DATASET EXTRACT
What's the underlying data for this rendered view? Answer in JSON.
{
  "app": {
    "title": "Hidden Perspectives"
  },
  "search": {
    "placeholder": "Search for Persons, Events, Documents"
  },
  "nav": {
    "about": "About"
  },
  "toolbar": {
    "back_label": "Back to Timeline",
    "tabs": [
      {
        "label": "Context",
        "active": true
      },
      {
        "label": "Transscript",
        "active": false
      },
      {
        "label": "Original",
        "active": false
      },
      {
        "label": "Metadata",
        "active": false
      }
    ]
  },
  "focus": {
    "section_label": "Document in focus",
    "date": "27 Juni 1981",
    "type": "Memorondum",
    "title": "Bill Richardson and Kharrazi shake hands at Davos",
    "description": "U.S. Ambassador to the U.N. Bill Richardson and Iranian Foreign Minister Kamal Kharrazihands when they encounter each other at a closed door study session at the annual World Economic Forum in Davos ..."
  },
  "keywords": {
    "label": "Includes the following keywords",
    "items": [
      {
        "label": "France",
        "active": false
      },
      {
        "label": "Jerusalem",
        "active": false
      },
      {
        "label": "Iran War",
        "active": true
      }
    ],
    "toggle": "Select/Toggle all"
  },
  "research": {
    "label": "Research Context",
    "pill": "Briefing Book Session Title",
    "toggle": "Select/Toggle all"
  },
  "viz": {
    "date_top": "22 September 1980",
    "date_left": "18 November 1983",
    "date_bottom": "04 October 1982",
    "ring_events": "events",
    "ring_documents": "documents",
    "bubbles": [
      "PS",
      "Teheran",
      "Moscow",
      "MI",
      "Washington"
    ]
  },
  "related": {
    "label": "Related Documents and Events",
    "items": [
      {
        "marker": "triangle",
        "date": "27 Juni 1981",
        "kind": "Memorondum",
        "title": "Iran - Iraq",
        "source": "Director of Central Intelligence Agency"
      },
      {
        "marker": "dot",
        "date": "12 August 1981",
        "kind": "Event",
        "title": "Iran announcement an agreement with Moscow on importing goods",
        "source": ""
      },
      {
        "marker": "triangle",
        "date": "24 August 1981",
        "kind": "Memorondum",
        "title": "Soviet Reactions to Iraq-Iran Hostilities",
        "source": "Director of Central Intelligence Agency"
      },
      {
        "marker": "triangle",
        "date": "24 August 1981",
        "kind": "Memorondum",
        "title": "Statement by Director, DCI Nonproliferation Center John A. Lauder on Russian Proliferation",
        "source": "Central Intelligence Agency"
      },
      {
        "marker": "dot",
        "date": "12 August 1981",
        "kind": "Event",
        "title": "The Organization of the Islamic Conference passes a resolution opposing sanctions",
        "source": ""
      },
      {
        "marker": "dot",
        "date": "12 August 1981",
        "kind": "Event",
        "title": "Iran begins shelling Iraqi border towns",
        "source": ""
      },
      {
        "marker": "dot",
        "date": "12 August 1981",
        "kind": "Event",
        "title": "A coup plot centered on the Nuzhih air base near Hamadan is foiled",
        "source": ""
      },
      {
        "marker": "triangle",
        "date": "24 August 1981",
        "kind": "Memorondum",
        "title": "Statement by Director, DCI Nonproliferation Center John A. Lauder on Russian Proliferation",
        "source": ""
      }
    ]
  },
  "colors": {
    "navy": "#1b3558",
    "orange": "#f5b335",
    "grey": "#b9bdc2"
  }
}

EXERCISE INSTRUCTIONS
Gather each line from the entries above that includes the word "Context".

PROBLEM SOLUTION
        "label": "Context",
    "label": "Research Context",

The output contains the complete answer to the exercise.